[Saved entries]

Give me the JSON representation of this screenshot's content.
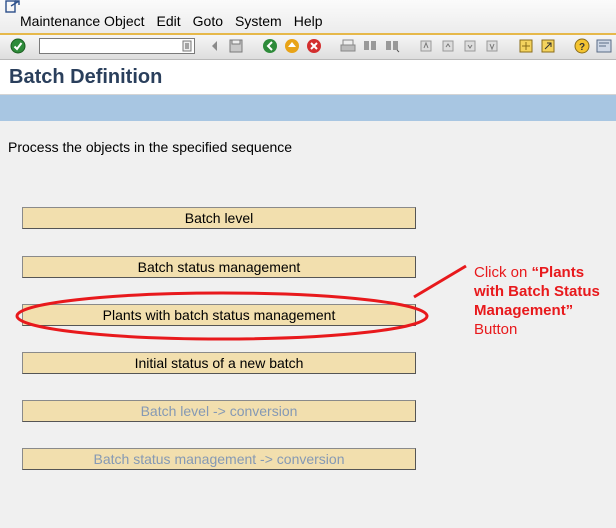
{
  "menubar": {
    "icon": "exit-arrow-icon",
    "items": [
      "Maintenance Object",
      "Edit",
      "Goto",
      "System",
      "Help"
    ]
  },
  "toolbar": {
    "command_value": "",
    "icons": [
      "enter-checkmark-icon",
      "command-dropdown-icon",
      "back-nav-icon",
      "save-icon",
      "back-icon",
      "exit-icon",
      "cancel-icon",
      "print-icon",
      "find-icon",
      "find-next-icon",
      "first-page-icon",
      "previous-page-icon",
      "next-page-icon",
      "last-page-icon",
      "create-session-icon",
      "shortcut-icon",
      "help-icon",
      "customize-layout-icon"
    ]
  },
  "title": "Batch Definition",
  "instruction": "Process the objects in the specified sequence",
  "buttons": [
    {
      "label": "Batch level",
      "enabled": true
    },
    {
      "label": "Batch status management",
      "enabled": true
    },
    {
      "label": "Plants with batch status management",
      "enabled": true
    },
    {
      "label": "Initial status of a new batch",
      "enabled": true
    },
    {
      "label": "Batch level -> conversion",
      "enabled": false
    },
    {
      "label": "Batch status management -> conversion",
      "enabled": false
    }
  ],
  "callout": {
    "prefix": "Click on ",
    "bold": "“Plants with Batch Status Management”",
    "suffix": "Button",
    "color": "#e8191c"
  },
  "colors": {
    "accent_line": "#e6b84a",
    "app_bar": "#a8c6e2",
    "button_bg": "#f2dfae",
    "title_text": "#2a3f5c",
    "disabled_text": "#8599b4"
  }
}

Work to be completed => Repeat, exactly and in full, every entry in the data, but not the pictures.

Task solution =>
Give me the JSON representation of this screenshot's content.
{
  "menubar": {
    "icon": "exit-arrow-icon",
    "items": [
      "Maintenance Object",
      "Edit",
      "Goto",
      "System",
      "Help"
    ]
  },
  "toolbar": {
    "command_value": "",
    "icons": [
      "enter-checkmark-icon",
      "command-dropdown-icon",
      "back-nav-icon",
      "save-icon",
      "back-icon",
      "exit-icon",
      "cancel-icon",
      "print-icon",
      "find-icon",
      "find-next-icon",
      "first-page-icon",
      "previous-page-icon",
      "next-page-icon",
      "last-page-icon",
      "create-session-icon",
      "shortcut-icon",
      "help-icon",
      "customize-layout-icon"
    ]
  },
  "title": "Batch Definition",
  "instruction": "Process the objects in the specified sequence",
  "buttons": [
    {
      "label": "Batch level",
      "enabled": true
    },
    {
      "label": "Batch status management",
      "enabled": true
    },
    {
      "label": "Plants with batch status management",
      "enabled": true
    },
    {
      "label": "Initial status of a new batch",
      "enabled": true
    },
    {
      "label": "Batch level -> conversion",
      "enabled": false
    },
    {
      "label": "Batch status management -> conversion",
      "enabled": false
    }
  ],
  "callout": {
    "prefix": "Click on ",
    "bold": "“Plants with Batch Status Management”",
    "suffix": "Button",
    "color": "#e8191c"
  },
  "colors": {
    "accent_line": "#e6b84a",
    "app_bar": "#a8c6e2",
    "button_bg": "#f2dfae",
    "title_text": "#2a3f5c",
    "disabled_text": "#8599b4"
  }
}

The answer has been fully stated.